This Thursday marks the end of the golf season for the casual fan, the man or woman that only tunes in to watch Tiger Woods and others take on one of the four major championships in hopes of adding, or in some player's minds, starting a legacy.
The problem is, the PGA Championship is the ugly stepsister of the major championships, a little too easy to be the U.S. Open, a little too young to be a British Open and a lack in tradition to be the Masters.
But that doesn't seem fair to the PGA Championship. Here are some reasons why the PGA needs more love.
It's the final major of the year -- When the Masters starts to near each season the entire golf world freaks out, giving up on every sport for an entire week because it's the Masters at Augusta National. The drought between majors is part of the reason this is so important, but if the first major gets that much attention, why shouldn't the last? Players that leave the PGA without a win have eight months to think about what they must do next to snag a major, and that is a lot of time to think, tinker with your golf game and possibly hurt yourself. The PGA being the last major of the year means every player gets on the grounds knowing this is it for the season, and if you can't produce all four days of this week, the offseason is going to be a very long one.
It's becoming a tougher test of golf, which all majors should be -- Throw out that ridiculous performance by Rory McIlroy a season ago at Kiawah Island (David Lynn, who finished second, was at 5-under), and every PGA except one since Oak Hill hosted this event in '03 has finished with a single-digit winner under par. That's good news for both the PGA Championship and the PGA of America, who have worked to make this championship more like the U.S. Open and less like the Humana Challenge. The scores have reflected that, and if Oak Hill plays like they want, four or five-under should be a good winning number come Sunday.
It started out as a match play major -- Now this is one of my biggest problems with the PGA Tour circuit and it bothers me each year at this time, because I feel at least one major should be a match play format.
That said, I still think it is cool that the PGA Championship was match play until 1958, and if money didn't rule all things, it would most likely still be that way.

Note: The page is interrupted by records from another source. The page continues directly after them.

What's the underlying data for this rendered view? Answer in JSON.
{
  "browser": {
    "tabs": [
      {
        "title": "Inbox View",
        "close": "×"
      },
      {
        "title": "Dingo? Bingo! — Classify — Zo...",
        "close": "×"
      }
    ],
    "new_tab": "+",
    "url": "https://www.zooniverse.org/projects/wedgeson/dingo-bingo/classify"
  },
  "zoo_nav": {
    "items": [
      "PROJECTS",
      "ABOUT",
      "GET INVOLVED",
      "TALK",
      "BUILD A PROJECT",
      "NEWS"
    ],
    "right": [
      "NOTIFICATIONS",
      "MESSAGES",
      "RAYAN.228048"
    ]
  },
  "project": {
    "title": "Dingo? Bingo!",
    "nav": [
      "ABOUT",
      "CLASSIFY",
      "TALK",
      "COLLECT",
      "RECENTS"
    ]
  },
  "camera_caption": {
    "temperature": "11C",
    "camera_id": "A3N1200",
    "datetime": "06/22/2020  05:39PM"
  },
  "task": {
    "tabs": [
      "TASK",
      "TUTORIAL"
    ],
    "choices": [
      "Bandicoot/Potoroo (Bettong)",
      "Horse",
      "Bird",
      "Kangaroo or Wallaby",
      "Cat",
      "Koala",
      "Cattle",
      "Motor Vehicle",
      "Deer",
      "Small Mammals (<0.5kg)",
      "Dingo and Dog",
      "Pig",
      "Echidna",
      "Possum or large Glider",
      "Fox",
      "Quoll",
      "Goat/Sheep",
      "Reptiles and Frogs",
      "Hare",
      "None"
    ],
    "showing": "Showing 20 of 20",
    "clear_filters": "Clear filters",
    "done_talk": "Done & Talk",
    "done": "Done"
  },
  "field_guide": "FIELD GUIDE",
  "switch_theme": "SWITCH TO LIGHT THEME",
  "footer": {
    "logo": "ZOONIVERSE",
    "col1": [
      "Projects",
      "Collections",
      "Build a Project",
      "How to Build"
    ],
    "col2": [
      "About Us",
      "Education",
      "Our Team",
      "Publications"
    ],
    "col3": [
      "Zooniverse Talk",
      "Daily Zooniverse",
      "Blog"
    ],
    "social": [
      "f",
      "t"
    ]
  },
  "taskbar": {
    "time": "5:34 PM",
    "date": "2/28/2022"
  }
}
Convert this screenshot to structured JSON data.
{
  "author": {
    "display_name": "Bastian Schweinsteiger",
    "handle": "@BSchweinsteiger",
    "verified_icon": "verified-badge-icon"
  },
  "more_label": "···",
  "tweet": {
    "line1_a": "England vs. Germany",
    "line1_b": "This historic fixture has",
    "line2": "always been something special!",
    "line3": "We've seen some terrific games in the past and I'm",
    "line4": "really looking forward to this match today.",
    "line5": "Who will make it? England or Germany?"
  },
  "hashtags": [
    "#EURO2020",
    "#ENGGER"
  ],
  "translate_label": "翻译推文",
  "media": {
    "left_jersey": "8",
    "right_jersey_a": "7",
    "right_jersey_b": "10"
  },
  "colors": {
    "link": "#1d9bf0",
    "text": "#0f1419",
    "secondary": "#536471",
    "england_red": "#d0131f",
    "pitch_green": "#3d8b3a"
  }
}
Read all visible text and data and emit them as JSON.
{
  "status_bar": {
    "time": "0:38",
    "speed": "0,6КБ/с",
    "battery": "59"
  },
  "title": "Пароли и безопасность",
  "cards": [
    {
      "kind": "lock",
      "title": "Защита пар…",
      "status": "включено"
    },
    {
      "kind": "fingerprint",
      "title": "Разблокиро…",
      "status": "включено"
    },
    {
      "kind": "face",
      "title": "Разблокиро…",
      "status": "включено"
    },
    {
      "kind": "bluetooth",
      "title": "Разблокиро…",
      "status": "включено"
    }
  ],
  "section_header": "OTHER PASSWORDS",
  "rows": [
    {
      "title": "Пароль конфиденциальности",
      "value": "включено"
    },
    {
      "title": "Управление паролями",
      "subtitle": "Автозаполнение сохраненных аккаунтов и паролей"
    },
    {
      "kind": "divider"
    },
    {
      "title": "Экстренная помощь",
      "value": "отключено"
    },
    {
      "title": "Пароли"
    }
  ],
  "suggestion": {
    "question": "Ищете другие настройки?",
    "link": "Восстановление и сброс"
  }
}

The unlikely winner angle isn't that bad for golf -- Do you know what is cool about this game? That Tiger Woods can be going for a third major win in a row and the guy he can't seem to shake until the last moment is someone named Bob May. And then years later, Tiger can't overcome guys named Rich Beem or Y.E. Yang, and while we tend to root for the guy going for history, this event brings out the randoms, and that is a unique part to this championship (don't get me wrong, we all know about the likes of Steve Jones and Ben Curtis, but the PGA sure seems to create the unknown winner at a higher rate than any other majors).
While Shaun Micheel winning isn't going to sell out newsstands, the idea of an unknown like that beating the best in the world is great for the underdog in us all.
The Wanamaker Trophy is awesome -- Just look how big that thing is? That would really make for a solid centerpiece in your trophy room.
The drama is just as high as any other major -- The PGA Championship might not have the hype heading in of the other majors, but come Sunday it is just as high, if not higher, than any of the other three.
Just take a second to look at the last five PGA Championships if you want drama. Last year we had Rory going for history, still cool if you don't mind a potential legend adding a second blowout to his major resume. The year before that was Keegan Bradley making clutch putt after clutch putt to beat Jason Dufner in a playoff, and just three years ago was that ridiculous "bunker that wasn't a bunker" situation with Dustin Johnson.
We saw Y.E. Yang hit one of the best hybrids ever on the 72nd hole to close out Tiger Woods, and Padraig Harrington adding a second straight major by squeezing past a red-hot Sergio Garcia in '08.
It's smart that this tournament airs on TNT, because this major knows drama.
It's still a major -- Yep, this one might be obvious, but win this thing and you'll never have to worry about money again. Ask Tom Watson and Arnold Palmer which golf tournament they regret not winning the most and both would say this one, and just because there is no jacket, or entire country behind it doesn't mean it isn't just as tough to win as the other three.